| DATA UNDER STUDY |
----------------------------------------

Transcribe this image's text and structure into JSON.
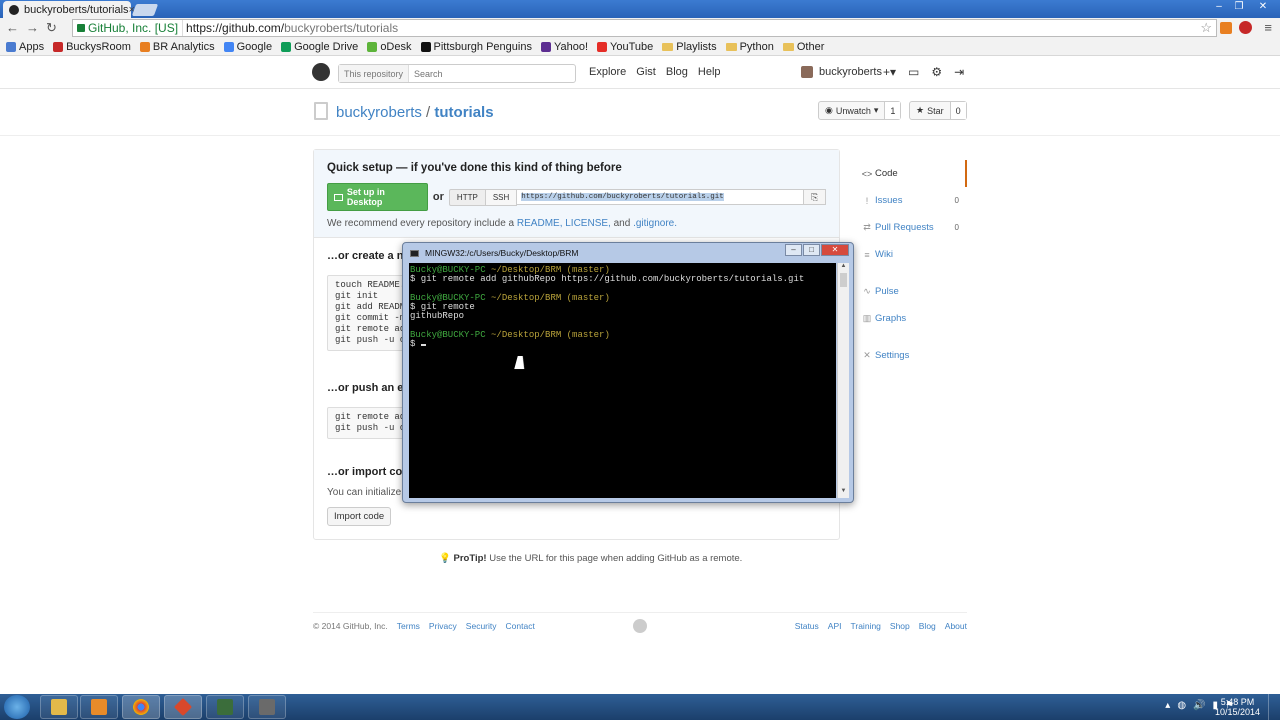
{
  "browser": {
    "tab_title": "buckyroberts/tutorials",
    "tab_close": "×",
    "ev_label": "GitHub, Inc. [US]",
    "url_host": "https://github.com/",
    "url_path": "buckyroberts/tutorials",
    "bookmarks": [
      {
        "label": "Apps",
        "color": "#4a7bd0"
      },
      {
        "label": "BuckysRoom",
        "color": "#c62828"
      },
      {
        "label": "BR Analytics",
        "color": "#e87f21"
      },
      {
        "label": "Google",
        "color": "#4285f4"
      },
      {
        "label": "Google Drive",
        "color": "#0f9d58"
      },
      {
        "label": "oDesk",
        "color": "#5db43a"
      },
      {
        "label": "Pittsburgh Penguins",
        "color": "#111111"
      },
      {
        "label": "Yahoo!",
        "color": "#5c2d91"
      },
      {
        "label": "YouTube",
        "color": "#e52d27"
      },
      {
        "label": "Playlists",
        "color": "#e8c15a"
      },
      {
        "label": "Python",
        "color": "#e8c15a"
      },
      {
        "label": "Other",
        "color": "#e8c15a"
      }
    ]
  },
  "github": {
    "search_scope": "This repository",
    "search_placeholder": "Search",
    "nav": [
      "Explore",
      "Gist",
      "Blog",
      "Help"
    ],
    "username": "buckyroberts",
    "repo_owner": "buckyroberts",
    "repo_sep": "/",
    "repo_name": "tutorials",
    "unwatch_label": "Unwatch",
    "watch_count": "1",
    "star_label": "Star",
    "star_count": "0"
  },
  "quick_setup": {
    "title": "Quick setup — if you've done this kind of thing before",
    "desktop_button": "Set up in Desktop",
    "or": "or",
    "http": "HTTP",
    "ssh": "SSH",
    "clone_url": "https://github.com/buckyroberts/tutorials.git",
    "note_prefix": "We recommend every repository include a",
    "readme": "README,",
    "license": "LICENSE,",
    "and": "and",
    "gitignore": ".gitignore."
  },
  "sections": {
    "create_title": "…or create a n",
    "create_lines": [
      "touch README.",
      "git init",
      "git add README",
      "git commit -m",
      "git remote ad",
      "git push -u o"
    ],
    "push_title": "…or push an e",
    "push_lines": [
      "git remote ad",
      "git push -u o"
    ],
    "import_title": "…or import co",
    "import_text": "You can initialize t",
    "import_button": "Import code"
  },
  "sidebar": [
    {
      "icon": "<>",
      "label": "Code",
      "count": ""
    },
    {
      "icon": "!",
      "label": "Issues",
      "count": "0"
    },
    {
      "icon": "⇄",
      "label": "Pull Requests",
      "count": "0"
    },
    {
      "icon": "≡",
      "label": "Wiki",
      "count": ""
    },
    {
      "icon": "∿",
      "label": "Pulse",
      "count": ""
    },
    {
      "icon": "▥",
      "label": "Graphs",
      "count": ""
    },
    {
      "icon": "✕",
      "label": "Settings",
      "count": ""
    }
  ],
  "protip": {
    "bold": "ProTip!",
    "text": "Use the URL for this page when adding GitHub as a remote."
  },
  "footer": {
    "copyright": "© 2014 GitHub, Inc.",
    "left_links": [
      "Terms",
      "Privacy",
      "Security",
      "Contact"
    ],
    "right_links": [
      "Status",
      "API",
      "Training",
      "Shop",
      "Blog",
      "About"
    ]
  },
  "terminal": {
    "title": "MINGW32:/c/Users/Bucky/Desktop/BRM",
    "prompt_user": "Bucky@BUCKY-PC",
    "prompt_path": "~/Desktop/BRM (master)",
    "cmd1": "$ git remote add githubRepo https://github.com/buckyroberts/tutorials.git",
    "cmd2": "$ git remote",
    "out2": "githubRepo",
    "cmd3": "$ "
  },
  "taskbar": {
    "time": "5:48 PM",
    "date": "10/15/2014"
  }
}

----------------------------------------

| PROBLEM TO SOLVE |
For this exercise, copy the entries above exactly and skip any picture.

| SOLVED EXERCISE |
Transcribe this image's text and structure into JSON.
{
  "browser": {
    "tab_title": "buckyroberts/tutorials",
    "tab_close": "×",
    "ev_label": "GitHub, Inc. [US]",
    "url_host": "https://github.com/",
    "url_path": "buckyroberts/tutorials",
    "bookmarks": [
      {
        "label": "Apps",
        "color": "#4a7bd0"
      },
      {
        "label": "BuckysRoom",
        "color": "#c62828"
      },
      {
        "label": "BR Analytics",
        "color": "#e87f21"
      },
      {
        "label": "Google",
        "color": "#4285f4"
      },
      {
        "label": "Google Drive",
        "color": "#0f9d58"
      },
      {
        "label": "oDesk",
        "color": "#5db43a"
      },
      {
        "label": "Pittsburgh Penguins",
        "color": "#111111"
      },
      {
        "label": "Yahoo!",
        "color": "#5c2d91"
      },
      {
        "label": "YouTube",
        "color": "#e52d27"
      },
      {
        "label": "Playlists",
        "color": "#e8c15a"
      },
      {
        "label": "Python",
        "color": "#e8c15a"
      },
      {
        "label": "Other",
        "color": "#e8c15a"
      }
    ]
  },
  "github": {
    "search_scope": "This repository",
    "search_placeholder": "Search",
    "nav": [
      "Explore",
      "Gist",
      "Blog",
      "Help"
    ],
    "username": "buckyroberts",
    "repo_owner": "buckyroberts",
    "repo_sep": "/",
    "repo_name": "tutorials",
    "unwatch_label": "Unwatch",
    "watch_count": "1",
    "star_label": "Star",
    "star_count": "0"
  },
  "quick_setup": {
    "title": "Quick setup — if you've done this kind of thing before",
    "desktop_button": "Set up in Desktop",
    "or": "or",
    "http": "HTTP",
    "ssh": "SSH",
    "clone_url": "https://github.com/buckyroberts/tutorials.git",
    "note_prefix": "We recommend every repository include a",
    "readme": "README,",
    "license": "LICENSE,",
    "and": "and",
    "gitignore": ".gitignore."
  },
  "sections": {
    "create_title": "…or create a n",
    "create_lines": [
      "touch README.",
      "git init",
      "git add README",
      "git commit -m",
      "git remote ad",
      "git push -u o"
    ],
    "push_title": "…or push an e",
    "push_lines": [
      "git remote ad",
      "git push -u o"
    ],
    "import_title": "…or import co",
    "import_text": "You can initialize t",
    "import_button": "Import code"
  },
  "sidebar": [
    {
      "icon": "<>",
      "label": "Code",
      "count": ""
    },
    {
      "icon": "!",
      "label": "Issues",
      "count": "0"
    },
    {
      "icon": "⇄",
      "label": "Pull Requests",
      "count": "0"
    },
    {
      "icon": "≡",
      "label": "Wiki",
      "count": ""
    },
    {
      "icon": "∿",
      "label": "Pulse",
      "count": ""
    },
    {
      "icon": "▥",
      "label": "Graphs",
      "count": ""
    },
    {
      "icon": "✕",
      "label": "Settings",
      "count": ""
    }
  ],
  "protip": {
    "bold": "ProTip!",
    "text": "Use the URL for this page when adding GitHub as a remote."
  },
  "footer": {
    "copyright": "© 2014 GitHub, Inc.",
    "left_links": [
      "Terms",
      "Privacy",
      "Security",
      "Contact"
    ],
    "right_links": [
      "Status",
      "API",
      "Training",
      "Shop",
      "Blog",
      "About"
    ]
  },
  "terminal": {
    "title": "MINGW32:/c/Users/Bucky/Desktop/BRM",
    "prompt_user": "Bucky@BUCKY-PC",
    "prompt_path": "~/Desktop/BRM (master)",
    "cmd1": "$ git remote add githubRepo https://github.com/buckyroberts/tutorials.git",
    "cmd2": "$ git remote",
    "out2": "githubRepo",
    "cmd3": "$ "
  },
  "taskbar": {
    "time": "5:48 PM",
    "date": "10/15/2014"
  }
}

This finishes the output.